■ Work required
Copy all records verbatim.

■ Supplied records
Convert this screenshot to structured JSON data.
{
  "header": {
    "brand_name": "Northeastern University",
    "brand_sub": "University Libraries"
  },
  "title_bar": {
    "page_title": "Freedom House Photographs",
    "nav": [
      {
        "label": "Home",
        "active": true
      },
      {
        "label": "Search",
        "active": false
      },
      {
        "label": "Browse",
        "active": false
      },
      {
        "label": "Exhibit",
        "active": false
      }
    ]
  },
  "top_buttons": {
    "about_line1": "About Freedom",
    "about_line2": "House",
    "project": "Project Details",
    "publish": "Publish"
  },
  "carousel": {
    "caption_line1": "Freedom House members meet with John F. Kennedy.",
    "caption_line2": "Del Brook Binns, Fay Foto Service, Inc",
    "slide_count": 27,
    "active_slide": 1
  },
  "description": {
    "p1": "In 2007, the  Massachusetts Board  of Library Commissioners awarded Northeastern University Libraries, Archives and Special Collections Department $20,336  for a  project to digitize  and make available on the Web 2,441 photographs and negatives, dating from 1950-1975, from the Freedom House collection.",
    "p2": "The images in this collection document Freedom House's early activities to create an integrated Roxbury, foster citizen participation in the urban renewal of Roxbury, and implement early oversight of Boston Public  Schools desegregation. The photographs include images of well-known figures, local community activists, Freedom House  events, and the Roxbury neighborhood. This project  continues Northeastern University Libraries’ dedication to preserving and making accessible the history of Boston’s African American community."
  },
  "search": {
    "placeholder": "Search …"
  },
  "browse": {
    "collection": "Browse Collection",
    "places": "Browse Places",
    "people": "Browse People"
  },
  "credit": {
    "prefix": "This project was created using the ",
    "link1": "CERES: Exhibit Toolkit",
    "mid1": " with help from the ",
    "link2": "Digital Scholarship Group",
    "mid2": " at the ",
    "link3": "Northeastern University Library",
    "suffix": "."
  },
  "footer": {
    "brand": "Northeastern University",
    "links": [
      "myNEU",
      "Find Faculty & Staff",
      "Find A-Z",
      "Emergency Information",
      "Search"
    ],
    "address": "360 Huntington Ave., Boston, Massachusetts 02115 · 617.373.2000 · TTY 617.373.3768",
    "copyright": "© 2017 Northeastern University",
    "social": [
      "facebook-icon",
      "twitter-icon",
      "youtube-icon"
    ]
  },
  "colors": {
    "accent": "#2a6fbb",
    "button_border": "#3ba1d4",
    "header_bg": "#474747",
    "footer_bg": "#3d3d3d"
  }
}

■ Problem solution
Convert this screenshot to structured JSON data.
{
  "header": {
    "brand_name": "Northeastern University",
    "brand_sub": "University Libraries"
  },
  "title_bar": {
    "page_title": "Freedom House Photographs",
    "nav": [
      {
        "label": "Home",
        "active": true
      },
      {
        "label": "Search",
        "active": false
      },
      {
        "label": "Browse",
        "active": false
      },
      {
        "label": "Exhibit",
        "active": false
      }
    ]
  },
  "top_buttons": {
    "about_line1": "About Freedom",
    "about_line2": "House",
    "project": "Project Details",
    "publish": "Publish"
  },
  "carousel": {
    "caption_line1": "Freedom House members meet with John F. Kennedy.",
    "caption_line2": "Del Brook Binns, Fay Foto Service, Inc",
    "slide_count": 27,
    "active_slide": 1
  },
  "description": {
    "p1": "In 2007, the  Massachusetts Board  of Library Commissioners awarded Northeastern University Libraries, Archives and Special Collections Department $20,336  for a  project to digitize  and make available on the Web 2,441 photographs and negatives, dating from 1950-1975, from the Freedom House collection.",
    "p2": "The images in this collection document Freedom House's early activities to create an integrated Roxbury, foster citizen participation in the urban renewal of Roxbury, and implement early oversight of Boston Public  Schools desegregation. The photographs include images of well-known figures, local community activists, Freedom House  events, and the Roxbury neighborhood. This project  continues Northeastern University Libraries’ dedication to preserving and making accessible the history of Boston’s African American community."
  },
  "search": {
    "placeholder": "Search …"
  },
  "browse": {
    "collection": "Browse Collection",
    "places": "Browse Places",
    "people": "Browse People"
  },
  "credit": {
    "prefix": "This project was created using the ",
    "link1": "CERES: Exhibit Toolkit",
    "mid1": " with help from the ",
    "link2": "Digital Scholarship Group",
    "mid2": " at the ",
    "link3": "Northeastern University Library",
    "suffix": "."
  },
  "footer": {
    "brand": "Northeastern University",
    "links": [
      "myNEU",
      "Find Faculty & Staff",
      "Find A-Z",
      "Emergency Information",
      "Search"
    ],
    "address": "360 Huntington Ave., Boston, Massachusetts 02115 · 617.373.2000 · TTY 617.373.3768",
    "copyright": "© 2017 Northeastern University",
    "social": [
      "facebook-icon",
      "twitter-icon",
      "youtube-icon"
    ]
  },
  "colors": {
    "accent": "#2a6fbb",
    "button_border": "#3ba1d4",
    "header_bg": "#474747",
    "footer_bg": "#3d3d3d"
  }
}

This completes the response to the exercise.